By Jeffrey Gibbs, J.D.
FDA regulation of in vitro diagnostics (IVDs) continues to present industry with major uncertainties. Some of the major issues include:
- The In Vitro Diagnostic Multivariate Index Analysis guidance document represents FDA’s largest effort to regulate laboratory-developed tests. Although not released by the Bush Administration and criticized by many, the guidance document may be put into the public domain by the Obama Administration.
Questions surrounding the guidance document include: when might it be released? Has it been modified and if so, in what manner? How will it be implemented? And, what impact will it have on laboratories, kit manufacturers, investors, and patients? These uncertainties can impede product development, as well as raise investment risks during these troubled economic times.
- How will FDA expand its regulation of laboratory-developed tests (LDTs)? The Genentech citizen petition requested that FDA actively regulate a much broader segment of LDTs than covered by the IVDMIA proposal. Moreover, Congress may adopt, or at least consider, legislation that will lead to more FDA regulation of LDTs.
- The FDA has recognized the importance of the development of personalized medicine and companion diagnostics. Yet, FDA’s lack of clear policies has made it difficult for these IVDs to successfully complete the FDA review process.
The agency also has not adhered to the “least burdensome” mandate established by Congress for devices. Without clear, predictable, reasonable regulatory requirements, innovative IVDs will have a difficult time entering the market, and investment in them will lag.
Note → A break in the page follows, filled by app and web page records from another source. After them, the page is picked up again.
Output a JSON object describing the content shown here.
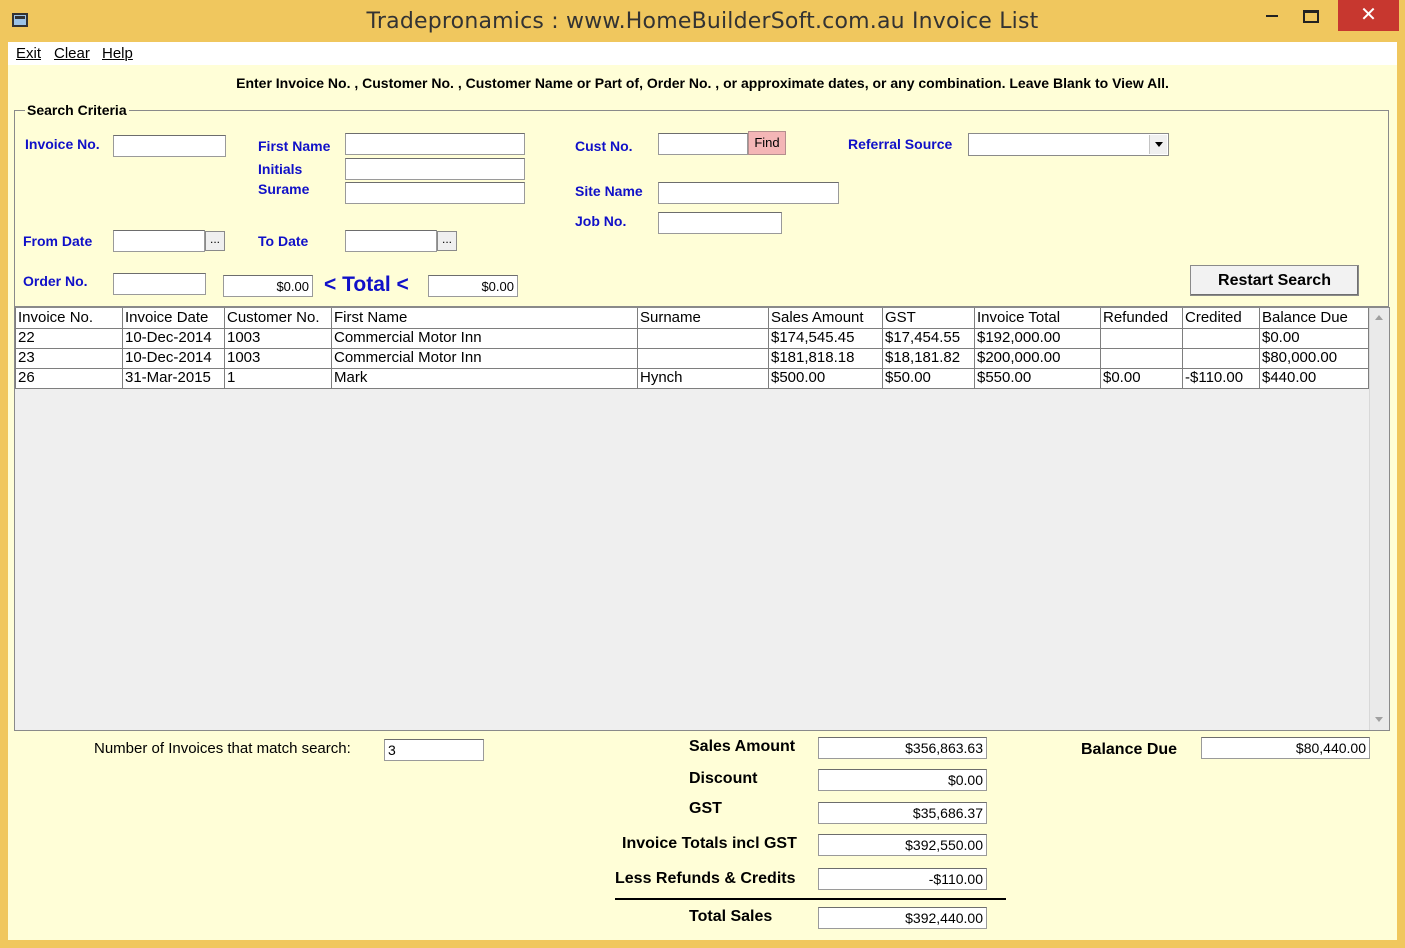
{
  "window": {
    "title": "Tradepronamics :   www.HomeBuilderSoft.com.au     Invoice List",
    "min_label": "",
    "max_label": "",
    "close_label": "✕"
  },
  "menu": [
    "Exit",
    "Clear",
    "Help"
  ],
  "instructions": "Enter Invoice No. , Customer No. , Customer Name or Part of, Order No. , or approximate dates, or any combination. Leave Blank to View All.",
  "search": {
    "legend": "Search Criteria",
    "invoice_no_label": "Invoice No.",
    "first_name_label": "First Name",
    "initials_label": "Initials",
    "surname_label": "Surame",
    "cust_no_label": "Cust No.",
    "find_label": "Find",
    "referral_source_label": "Referral Source",
    "site_name_label": "Site Name",
    "job_no_label": "Job No.",
    "from_date_label": "From Date",
    "to_date_label": "To Date",
    "date_button_label": "...",
    "order_no_label": "Order No.",
    "total_label": "< Total <",
    "total_left_value": "$0.00",
    "total_right_value": "$0.00",
    "restart_label": "Restart Search",
    "invoice_no_value": "",
    "first_name_value": "",
    "initials_value": "",
    "surname_value": "",
    "cust_no_value": "",
    "referral_source_value": "",
    "site_name_value": "",
    "job_no_value": "",
    "from_date_value": "",
    "to_date_value": "",
    "order_no_value": ""
  },
  "grid": {
    "columns": [
      "Invoice No.",
      "Invoice Date",
      "Customer No.",
      "First Name",
      "Surname",
      "Sales Amount",
      "GST",
      "Invoice Total",
      "Refunded",
      "Credited",
      "Balance Due"
    ],
    "rows": [
      [
        "22",
        "10-Dec-2014",
        "1003",
        "Commercial Motor Inn",
        "",
        "$174,545.45",
        "$17,454.55",
        "$192,000.00",
        "",
        "",
        "$0.00"
      ],
      [
        "23",
        "10-Dec-2014",
        "1003",
        "Commercial Motor Inn",
        "",
        "$181,818.18",
        "$18,181.82",
        "$200,000.00",
        "",
        "",
        "$80,000.00"
      ],
      [
        "26",
        "31-Mar-2015",
        "1",
        "Mark",
        "Hynch",
        "$500.00",
        "$50.00",
        "$550.00",
        "$0.00",
        "-$110.00",
        "$440.00"
      ]
    ]
  },
  "summary": {
    "match_count_label": "Number of Invoices that match search:",
    "match_count": "3",
    "sales_amount_label": "Sales Amount",
    "sales_amount": "$356,863.63",
    "discount_label": "Discount",
    "discount": "$0.00",
    "gst_label": "GST",
    "gst": "$35,686.37",
    "invoice_totals_label": "Invoice Totals incl GST",
    "invoice_totals": "$392,550.00",
    "less_refunds_label": "Less Refunds & Credits",
    "less_refunds": "-$110.00",
    "total_sales_label": "Total Sales",
    "total_sales": "$392,440.00",
    "balance_due_label": "Balance Due",
    "balance_due": "$80,440.00"
  },
  "colors": {
    "window_frame": "#f0c75e",
    "form_background": "#fffed7",
    "label_blue": "#1010c8",
    "find_button": "#f4b6b6",
    "close_button": "#c7372f"
  }
}
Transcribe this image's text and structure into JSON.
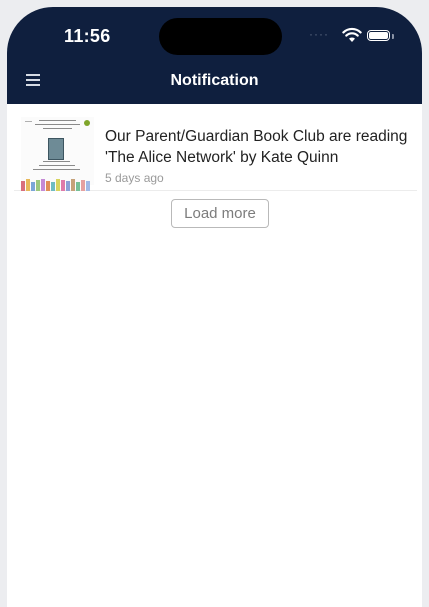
{
  "status_bar": {
    "time": "11:56",
    "signal_icon": "signal-dots-icon",
    "wifi_icon": "wifi-icon",
    "battery_icon": "battery-icon"
  },
  "header": {
    "menu_icon": "hamburger-menu-icon",
    "title": "Notification",
    "background": "#0f1f3e"
  },
  "notifications": [
    {
      "text": "Our Parent/Guardian Book Club are reading 'The Alice Network' by Kate Quinn",
      "time": "5 days ago",
      "thumbnail_icon": "book-club-poster-thumbnail"
    }
  ],
  "load_more": {
    "label": "Load more"
  }
}
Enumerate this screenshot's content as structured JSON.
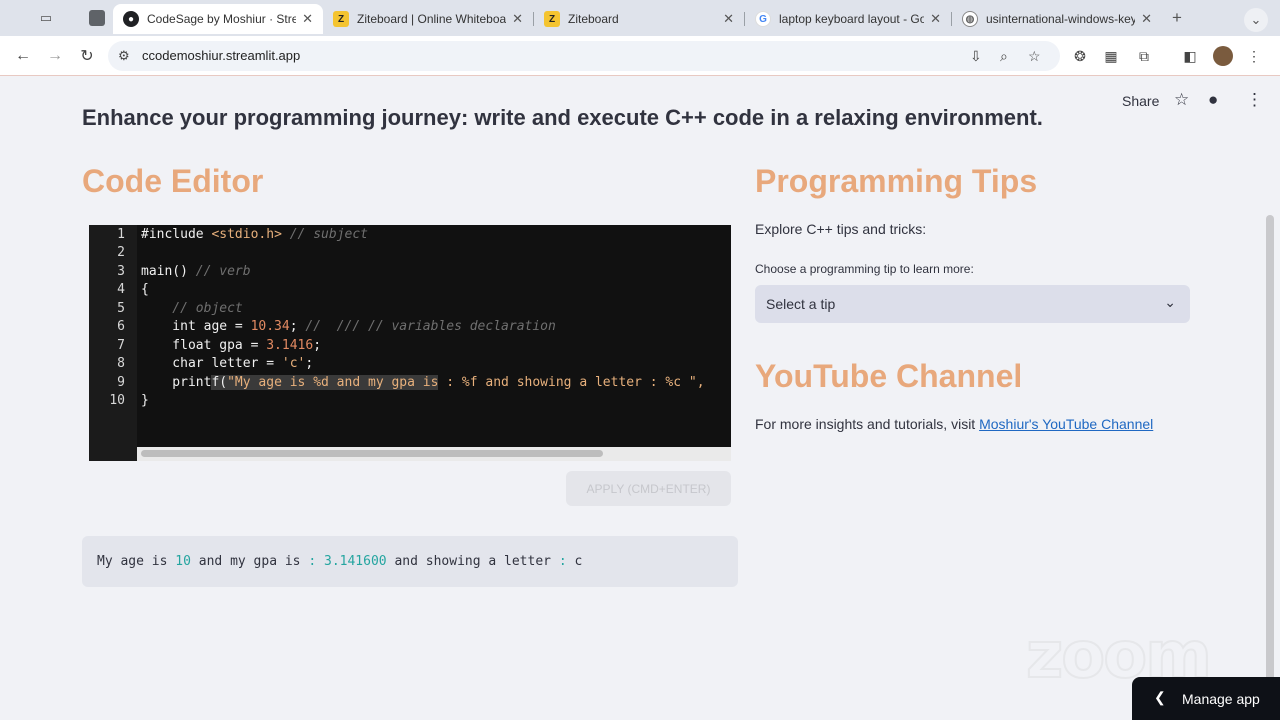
{
  "browser": {
    "tabs": [
      {
        "title": "CodeSage by Moshiur · Strea",
        "favicon": "streamlit-icon",
        "active": true
      },
      {
        "title": "Ziteboard | Online Whiteboar",
        "favicon": "ziteboard-icon",
        "active": false
      },
      {
        "title": "Ziteboard",
        "favicon": "ziteboard-icon",
        "active": false
      },
      {
        "title": "laptop keyboard layout - Goo",
        "favicon": "google-icon",
        "active": false
      },
      {
        "title": "usinternational-windows-key",
        "favicon": "globe-icon",
        "active": false
      }
    ],
    "new_tab": "+",
    "url": "ccodemoshiur.streamlit.app"
  },
  "app": {
    "clipped_heading": "Enhance your programming journey: write and execute C++ code in a relaxing environment.",
    "share_label": "Share",
    "editor": {
      "title": "Code Editor",
      "line_numbers": [
        "1",
        "2",
        "3",
        "4",
        "5",
        "6",
        "7",
        "8",
        "9",
        "10"
      ],
      "apply_label": "APPLY (CMD+ENTER)"
    },
    "output": {
      "p1": "My age is ",
      "n1": "10",
      "p2": " and my gpa is ",
      "c1": ":",
      "n2": " 3.141600",
      "p3": " and showing a letter ",
      "c2": ":",
      "p4": " c"
    },
    "tips": {
      "title": "Programming Tips",
      "subtitle": "Explore C++ tips and tricks:",
      "select_label": "Choose a programming tip to learn more:",
      "select_value": "Select a tip"
    },
    "youtube": {
      "title": "YouTube Channel",
      "text": "For more insights and tutorials, visit ",
      "link": "Moshiur's YouTube Channel"
    },
    "manage_label": "Manage app",
    "watermark": "zoom"
  },
  "colors": {
    "accent_heading": "#e8a87c",
    "editor_bg": "#111111",
    "link": "#1f68c2",
    "output_number": "#25a5a0"
  }
}
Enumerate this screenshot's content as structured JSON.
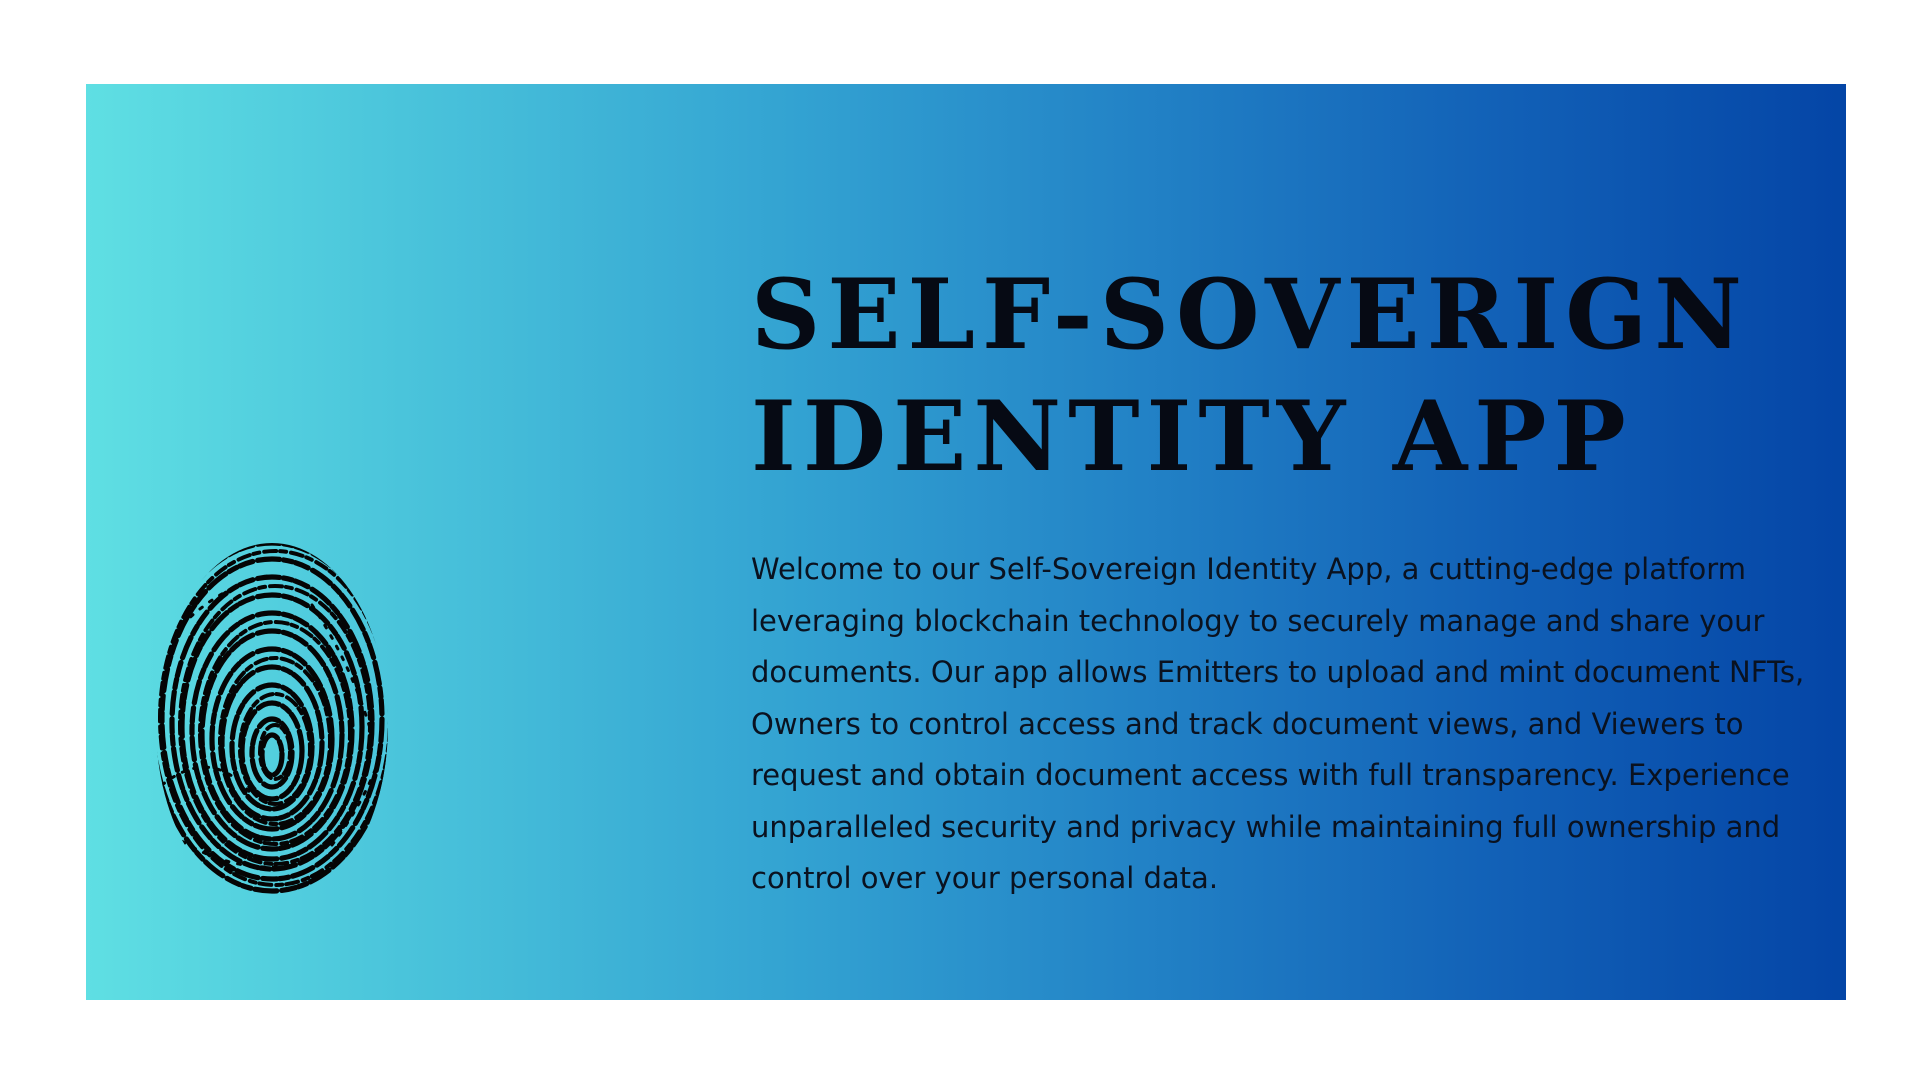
{
  "slide": {
    "title_line1": "SELF-SOVERIGN",
    "title_line2": "IDENTITY APP",
    "description": "Welcome to our Self-Sovereign Identity App, a cutting-edge platform leveraging blockchain technology to securely manage and share your documents. Our app allows Emitters to upload and mint document NFTs, Owners to control access and track document views, and Viewers to request and obtain document access with full transparency. Experience unparalleled security and privacy while maintaining full ownership and control over your personal data.",
    "icon": "fingerprint-icon"
  },
  "colors": {
    "gradient_start": "#5fdfe3",
    "gradient_end": "#0445a6",
    "text": "#060a14",
    "background": "#ffffff"
  }
}
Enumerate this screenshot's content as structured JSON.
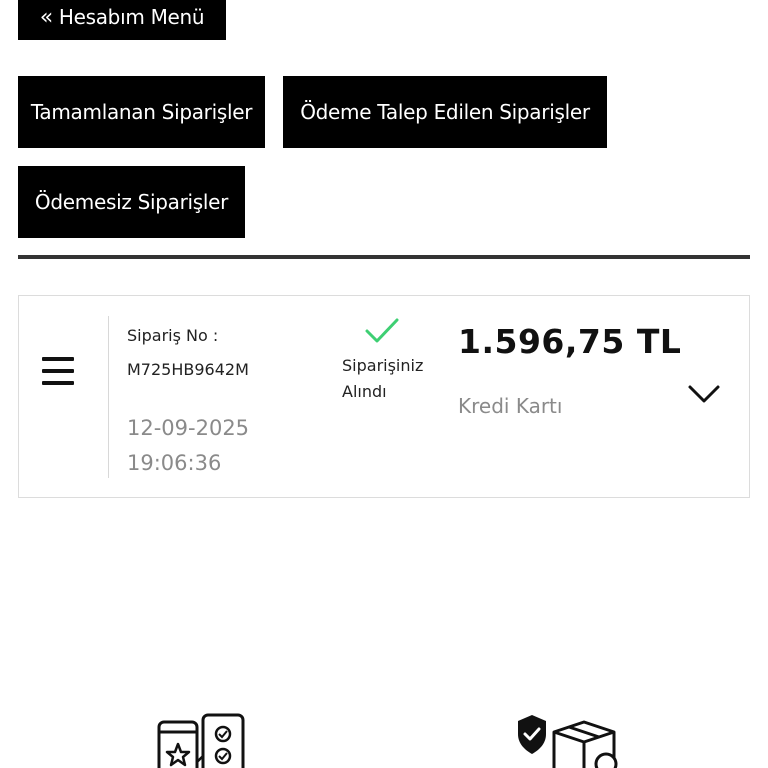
{
  "nav": {
    "back_chevron": "«",
    "back_label": "Hesabım Menü"
  },
  "filters": {
    "completed": "Tamamlanan Siparişler",
    "payment_requested": "Ödeme Talep Edilen Siparişler",
    "unpaid": "Ödemesiz Siparişler"
  },
  "order": {
    "order_no_label": "Sipariş No :",
    "order_no": "M725HB9642M",
    "date": "12-09-2025",
    "time": "19:06:36",
    "status_line1": "Siparişiniz",
    "status_line2": "Alındı",
    "status_icon": "check-icon",
    "status_color": "#3ecf73",
    "amount": "1.596,75 TL",
    "payment_method": "Kredi Kartı"
  },
  "colors": {
    "button_bg": "#000000",
    "button_text": "#ffffff",
    "muted_text": "#8a8a8a"
  },
  "icons": {
    "menu": "hamburger-menu-icon",
    "expand": "chevron-down-icon",
    "footer_1": "phone-rating-checklist-icon",
    "footer_2": "secure-delivery-box-icon"
  }
}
It remains to be seen what steps the new FDA administration will take to address these issues.
With some device reviewers complaining about FDA/Center for Devices and Radiological Health management to Congress, even greater regulatory stringency seems more likely.
As a result of these ongoing developments, companies whose interests are affected by FDA regulation of diagnostics will need to monitor events carefully. Diagnostic firms that are seeking to market new IVD assays in the U.S. will want to take steps to maximize the likelihood of a successful outcome perhaps by understanding their regulatory options, (GEN, July 2008), carefully crafting the intended use statement (GEN, November 15, 2008), and properly using the pre-IDE process to better understand the regulation requirements (GEN, March 1, 2009).